        addAppender(app: AjaxAppender);
    function getLogger(name: string): Logger;
    function getNullLogger(): Logger;
    class AjaxAppender {
        constructor(url: string);
        setSessionId(id: string);
        setLayout(layout: JsonLayout);
        addHeader(key: string, value: string);
    class JsonLayout {
        constructor(readable: boolean, combine: boolean);

In the logging class, I added logger and AjaxAppender. Depending on the data to log, I also configure a JsonLayout.

logger: log4javascript.Logger;

A non-logging logger instance is created using getNullLogger():

this.logger = log4javascript.getNullLogger();

Plain-text AjaxAppender

Use these statements to create an Ajax-based logger in TypeScript:

this.logger = log4javascript.getLogger("MyLoggerName");
var app = new log4javascript.AjaxAppender("http://myhost/myapp/mylogger");

On the MVC side, the controller receives the parameters: logger, timestamp, level, url, message, sessionid, and layout. (Note that these parameter names can be changed using the setKeys() method)

The value for sessionid is set using


To log a string message, simply write"my info log message");

The C# controller method stub therefore looks something like this:

public ActionResult Log(long? timestamp, string level, string sessionid, string message)
    var ipaddr = Request.ServerVariables["HTTP_X_FORWARDED_FOR"];
    if (string.IsNullOrEmpty(ipaddr))
        ipaddr = Request.ServerVariables["REMOTE_ADDR"];
    if (string.IsNullOrEmpty(ipaddr))
        ipaddr = Request.UserHostAddress;

    if (level == "INFO")
        logger.Info(ipaddr + " " + sessionid + " " + message);
        logger.Debug("[" + level + "] " + ipaddr + " " + sessionid + " " + message);
    return Json(null);

where logger is an instance of log4net.Ilog.

JSON-formatted AjaxAppender

To change the appender’s data format to JSON, we set its layout to JsonLayout:

this.logger = log4javascript.getLogger("MyJsonLogger");
var app = new log4javascript.AjaxAppender("http://myhost/myapp/myjsonlogger");
app.setLayout(new log4javascript.JsonLayout(false, false));
app.addHeader("Content-Type", "application/json");

The C# controller method receives a JSON array of log entries

            [    "message1",
                "message2", ...

where message1, message2, etc are the parameters of the logger’s debug/info/warn etc. calls.

We create a C# class containing the required properties

public class Data
    public string logger;
    public long? timestamp;
    public string level;
    public string url;
    public string[] message;
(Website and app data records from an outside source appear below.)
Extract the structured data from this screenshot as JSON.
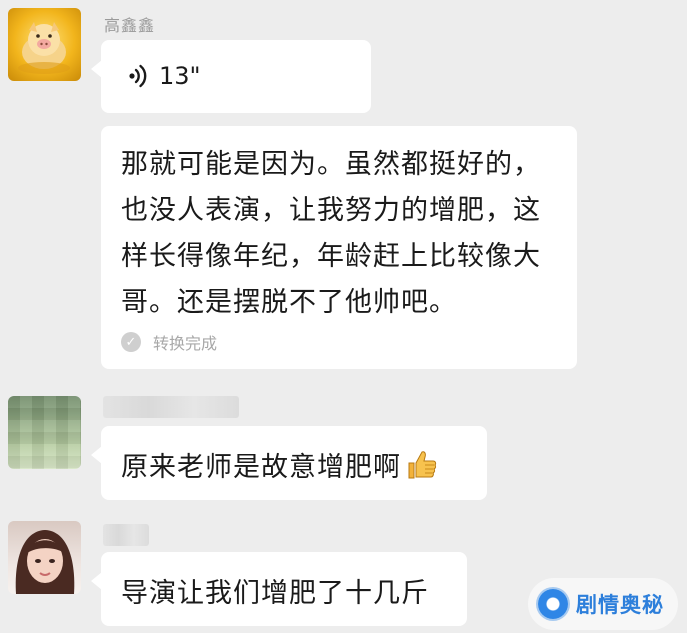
{
  "messages": [
    {
      "sender": "高鑫鑫",
      "voice": {
        "duration": "13\""
      },
      "transcript": {
        "text": "那就可能是因为。虽然都挺好的，也没人表演，让我努力的增肥，这样长得像年纪，年龄赶上比较像大哥。还是摆脱不了他帅吧。",
        "status": "转换完成"
      }
    },
    {
      "sender": "",
      "text": "原来老师是故意增肥啊",
      "emoji": "thumbs-up"
    },
    {
      "sender": "",
      "text": "导演让我们增肥了十几斤"
    }
  ],
  "watermark": {
    "text": "剧情奥秘"
  },
  "colors": {
    "background": "#ededed",
    "bubble": "#ffffff",
    "watermark": "#2d7fdb"
  }
}
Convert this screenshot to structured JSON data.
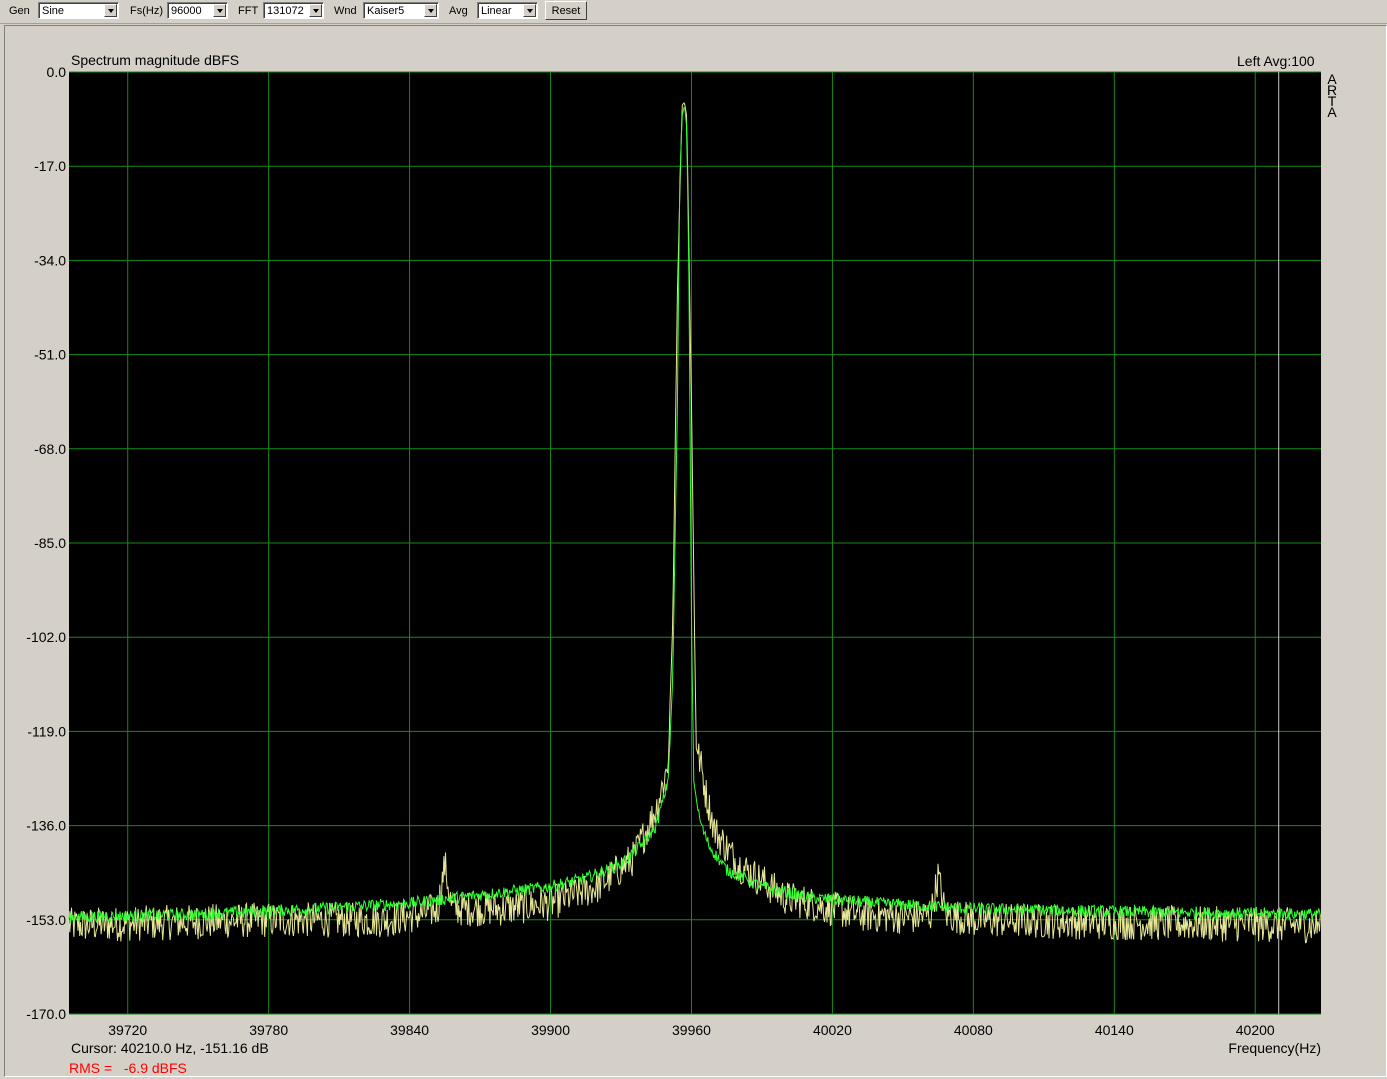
{
  "toolbar": {
    "gen_label": "Gen",
    "gen_value": "Sine",
    "fs_label": "Fs(Hz)",
    "fs_value": "96000",
    "fft_label": "FFT",
    "fft_value": "131072",
    "wnd_label": "Wnd",
    "wnd_value": "Kaiser5",
    "avg_label": "Avg",
    "avg_value": "Linear",
    "reset_label": "Reset"
  },
  "plot": {
    "title": "Spectrum magnitude dBFS",
    "channel_info": "Left  Avg:100",
    "brand_letters": [
      "A",
      "R",
      "T",
      "A"
    ],
    "cursor_label": "Cursor:",
    "cursor_value": "40210.0 Hz, -151.16 dB",
    "x_axis_label": "Frequency(Hz)",
    "rms_label": "RMS =",
    "rms_value": "-6.9 dBFS"
  },
  "colors": {
    "background": "#000000",
    "grid": "#148c14",
    "trace_green": "#32ff32",
    "trace_yellow": "#e6e696",
    "cursor_line": "#c8c8c8",
    "rms_text": "#ff0000"
  },
  "chart_data": {
    "type": "line",
    "title": "Spectrum magnitude dBFS",
    "xlabel": "Frequency(Hz)",
    "ylabel": "",
    "xlim": [
      39695,
      40228
    ],
    "ylim": [
      -170,
      0
    ],
    "grid": true,
    "x_ticks": [
      39720,
      39780,
      39840,
      39900,
      39960,
      40020,
      40080,
      40140,
      40200
    ],
    "y_ticks": [
      "0.0",
      "-17.0",
      "-34.0",
      "-51.0",
      "-68.0",
      "-85.0",
      "-102.0",
      "-119.0",
      "-136.0",
      "-153.0",
      "-170.0"
    ],
    "cursor_x": 40210,
    "series": [
      {
        "color": "#32ff32",
        "x": [
          39695,
          39750,
          39800,
          39840,
          39860,
          39880,
          39900,
          39915,
          39930,
          39940,
          39945,
          39950,
          39952,
          39954,
          39955,
          39956,
          39957,
          39958,
          39959,
          39960,
          39961,
          39962,
          39963,
          39965,
          39968,
          39975,
          39990,
          40010,
          40040,
          40080,
          40140,
          40228
        ],
        "y": [
          -152.5,
          -152.0,
          -151.0,
          -150.0,
          -149.0,
          -148.0,
          -147.0,
          -145.5,
          -143.0,
          -139.0,
          -136.0,
          -128.0,
          -110.0,
          -60.0,
          -20.0,
          -8.0,
          -6.0,
          -10.0,
          -40.0,
          -100.0,
          -128.0,
          -131.0,
          -134.0,
          -137.0,
          -140.0,
          -144.0,
          -147.0,
          -149.0,
          -150.0,
          -151.0,
          -151.5,
          -152.0
        ]
      },
      {
        "color": "#e6e696",
        "x": [
          39695,
          39780,
          39830,
          39845,
          39852,
          39855,
          39858,
          39865,
          39880,
          39900,
          39920,
          39935,
          39945,
          39950,
          39952,
          39954,
          39956,
          39957,
          39958,
          39960,
          39962,
          39964,
          39966,
          39970,
          39980,
          40000,
          40030,
          40055,
          40062,
          40065,
          40068,
          40080,
          40140,
          40228
        ],
        "y": [
          -154.0,
          -153.0,
          -153.0,
          -152.0,
          -151.0,
          -143.0,
          -151.0,
          -151.0,
          -151.0,
          -150.0,
          -147.0,
          -142.0,
          -133.0,
          -125.0,
          -100.0,
          -40.0,
          -6.0,
          -5.5,
          -8.0,
          -60.0,
          -122.0,
          -125.0,
          -130.0,
          -137.0,
          -143.0,
          -149.0,
          -152.0,
          -152.5,
          -152.0,
          -145.0,
          -152.0,
          -153.0,
          -153.5,
          -154.0
        ]
      }
    ]
  }
}
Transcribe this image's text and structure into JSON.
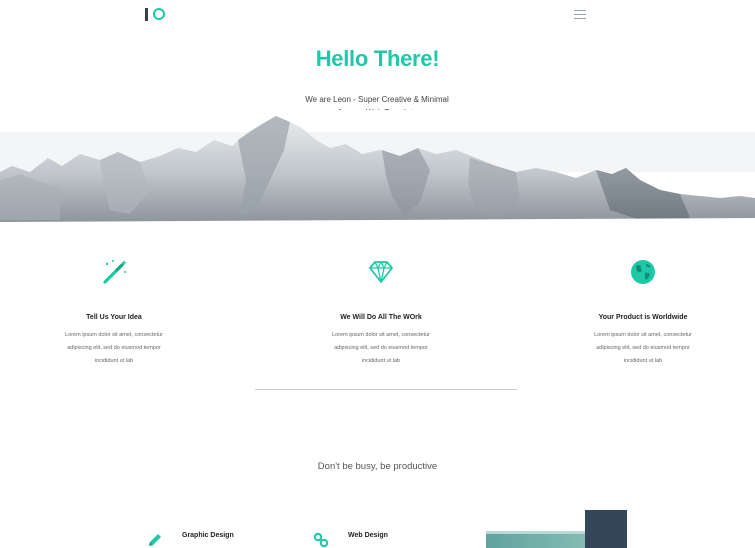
{
  "header": {
    "logo_name": "IO logo",
    "menu_icon": "hamburger-menu-icon"
  },
  "hero": {
    "title": "Hello There!",
    "subtitle_line1": "We are Leon - Super Creative & Minimal",
    "subtitle_line2": "Agency  Web Template",
    "image": "snowy mountain range"
  },
  "features": [
    {
      "icon": "magic-wand-icon",
      "title": "Tell Us Your Idea",
      "text_line1": "Lorem ipsum dolor sit amet, consectetur",
      "text_line2": "adipiscing elit, sed do eiusmod tempor",
      "text_line3": "incididunt ut lab"
    },
    {
      "icon": "diamond-icon",
      "title": "We Will Do All The WOrk",
      "text_line1": "Lorem ipsum dolor sit amet, consectetur",
      "text_line2": "adipiscing elit, sed do eiusmod tempor",
      "text_line3": "incididunt ut lab"
    },
    {
      "icon": "globe-icon",
      "title": "Your Product is Worldwide",
      "text_line1": "Lorem ipsum dolor sit amet, consectetur",
      "text_line2": "adipiscing elit, sed do eiusmod tempor",
      "text_line3": "incididunt ut lab"
    }
  ],
  "tagline": "Don't be busy, be productive",
  "services": [
    {
      "icon": "pencil-icon",
      "title": "Graphic Design"
    },
    {
      "icon": "link-icon",
      "title": "Web Design"
    }
  ],
  "colors": {
    "accent": "#1fc9a7",
    "dark": "#34475a",
    "teal_block": "#7db6b0"
  }
}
and deserialize the HTTP request’s InputStream using JSON.Net:

public ActionResult Execute()
    string inputContent;
    using (var sr = new StreamReader(HttpContext.Request.InputStream))
        inputContent = sr.ReadToEnd();
    var data = JsonConvert.DeserializeObject<Data[]>(inputContent);

    if (data != null)
        foreach (var d in data)
            if (d.level == "INFO")
                logger.Info(d.message[0] + " " + d.message[1]);
                logger.Debug("[" + d.level + "] " + d.message[0] + " " + d.message[1]);
    return Json(null);

Again, logger is an instance of log4net.Ilog.